Illinois Has The Highest Unemployment Rate In The Country
By aaroncynic in News on May 27, 2016 7:29PM
Gov. Bruce Rauner is a little over a year into his first term as governor, and Illinois now ranks #1 in the nation for unemployment. Illinois tied for the top spot with Alaska; both states have unemployment rates of 6.6 percent. Illinois alone, though, has the highest jobless rate for African American men: 14.1 percent, ABC7 reports.
The state budget impasse, which is about to turn a full year old, has contributed to Illinois' high unemployment. Social services and other entities that rely partly or fully on state funding have had to make huge cutbacks, which has meant layoffs. Additionally contributing is the state’s sluggish job growth rate. According to the Chicago Tribune, Illinois added 67,500 jobs in the year ending in April—a 1.1 percent growth rate, lower than the national growth rate of 1.9 percent.
Predictably, the governor and conservatives have blamed the legislature for the issue, while those leaning left blame the governor. "Other states are being business friendly," Ted Dabrowski of the right-leaning Illinois Policy Institute told ABC. "They understand that jobs and growth are important, not just to people's prosperity but also to their budgets' function."
But the idea that “job creators” and others are leaving the state because Illinoisans are “Taxed Enough Already” or that Rauner’s “Turnaround” agenda will save us from darkness is more of a speculative libertarian fantasy, writes Curtis Black at the Chicago Reporter.

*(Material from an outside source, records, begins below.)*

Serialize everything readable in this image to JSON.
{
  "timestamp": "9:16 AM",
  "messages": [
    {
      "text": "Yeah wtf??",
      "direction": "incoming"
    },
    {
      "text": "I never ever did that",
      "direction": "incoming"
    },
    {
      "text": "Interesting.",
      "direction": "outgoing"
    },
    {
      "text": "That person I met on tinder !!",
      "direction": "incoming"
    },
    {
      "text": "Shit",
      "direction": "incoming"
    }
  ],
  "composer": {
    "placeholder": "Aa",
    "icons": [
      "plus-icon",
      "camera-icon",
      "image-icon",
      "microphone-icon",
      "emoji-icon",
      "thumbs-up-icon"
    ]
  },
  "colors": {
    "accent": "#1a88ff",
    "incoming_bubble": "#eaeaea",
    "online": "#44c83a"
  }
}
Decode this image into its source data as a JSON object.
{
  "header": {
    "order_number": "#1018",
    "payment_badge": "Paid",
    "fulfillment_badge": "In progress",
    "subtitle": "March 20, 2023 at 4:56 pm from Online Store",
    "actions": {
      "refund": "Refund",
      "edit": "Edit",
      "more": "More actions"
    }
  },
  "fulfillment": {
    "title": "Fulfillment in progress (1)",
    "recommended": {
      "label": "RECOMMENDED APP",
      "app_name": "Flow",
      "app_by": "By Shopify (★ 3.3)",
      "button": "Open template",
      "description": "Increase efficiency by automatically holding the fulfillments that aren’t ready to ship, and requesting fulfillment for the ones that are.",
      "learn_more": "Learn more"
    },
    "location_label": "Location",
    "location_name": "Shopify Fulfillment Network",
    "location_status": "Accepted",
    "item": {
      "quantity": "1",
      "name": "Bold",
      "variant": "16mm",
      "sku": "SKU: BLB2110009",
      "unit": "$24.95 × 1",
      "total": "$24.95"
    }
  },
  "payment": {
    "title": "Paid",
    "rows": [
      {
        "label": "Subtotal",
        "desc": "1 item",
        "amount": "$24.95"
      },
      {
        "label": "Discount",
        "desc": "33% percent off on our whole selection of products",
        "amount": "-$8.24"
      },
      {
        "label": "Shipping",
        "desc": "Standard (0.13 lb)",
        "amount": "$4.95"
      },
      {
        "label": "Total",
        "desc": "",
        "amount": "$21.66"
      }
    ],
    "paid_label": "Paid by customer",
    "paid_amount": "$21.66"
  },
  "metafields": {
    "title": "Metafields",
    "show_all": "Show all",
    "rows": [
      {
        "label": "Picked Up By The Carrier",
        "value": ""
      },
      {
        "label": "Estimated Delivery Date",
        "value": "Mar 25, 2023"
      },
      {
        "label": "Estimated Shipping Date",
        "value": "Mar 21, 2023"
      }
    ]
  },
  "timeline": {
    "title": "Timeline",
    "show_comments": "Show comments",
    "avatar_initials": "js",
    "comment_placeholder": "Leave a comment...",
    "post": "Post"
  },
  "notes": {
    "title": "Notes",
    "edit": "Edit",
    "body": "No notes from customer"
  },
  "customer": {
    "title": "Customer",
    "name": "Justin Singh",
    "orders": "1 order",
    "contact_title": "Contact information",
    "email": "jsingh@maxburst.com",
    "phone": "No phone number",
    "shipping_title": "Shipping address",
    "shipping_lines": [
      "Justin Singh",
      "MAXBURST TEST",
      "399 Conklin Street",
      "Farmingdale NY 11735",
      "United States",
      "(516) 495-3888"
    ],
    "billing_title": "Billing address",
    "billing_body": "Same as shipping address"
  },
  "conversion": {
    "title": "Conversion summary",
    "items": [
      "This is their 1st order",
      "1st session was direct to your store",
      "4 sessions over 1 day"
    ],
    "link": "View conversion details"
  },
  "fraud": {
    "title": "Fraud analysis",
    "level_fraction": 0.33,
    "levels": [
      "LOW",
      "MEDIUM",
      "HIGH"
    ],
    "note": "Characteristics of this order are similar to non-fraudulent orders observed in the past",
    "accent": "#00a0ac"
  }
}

“Rauner appears to think the pain caused by the budget impasse is worth it: If he can bust unions, reduce wages, cut public services, drive state retirees into penury and perhaps drive Chicago Public Schools into bankruptcy, he’ll create a capitalist wonderland where the magic of free enterprise will take care of everything.”
Those cuts to public services and reductions in wages might make life great for a handful of people, but the consequences have already been dire for those relying on public services, and will cost Illinoisans more as the impasse drags on.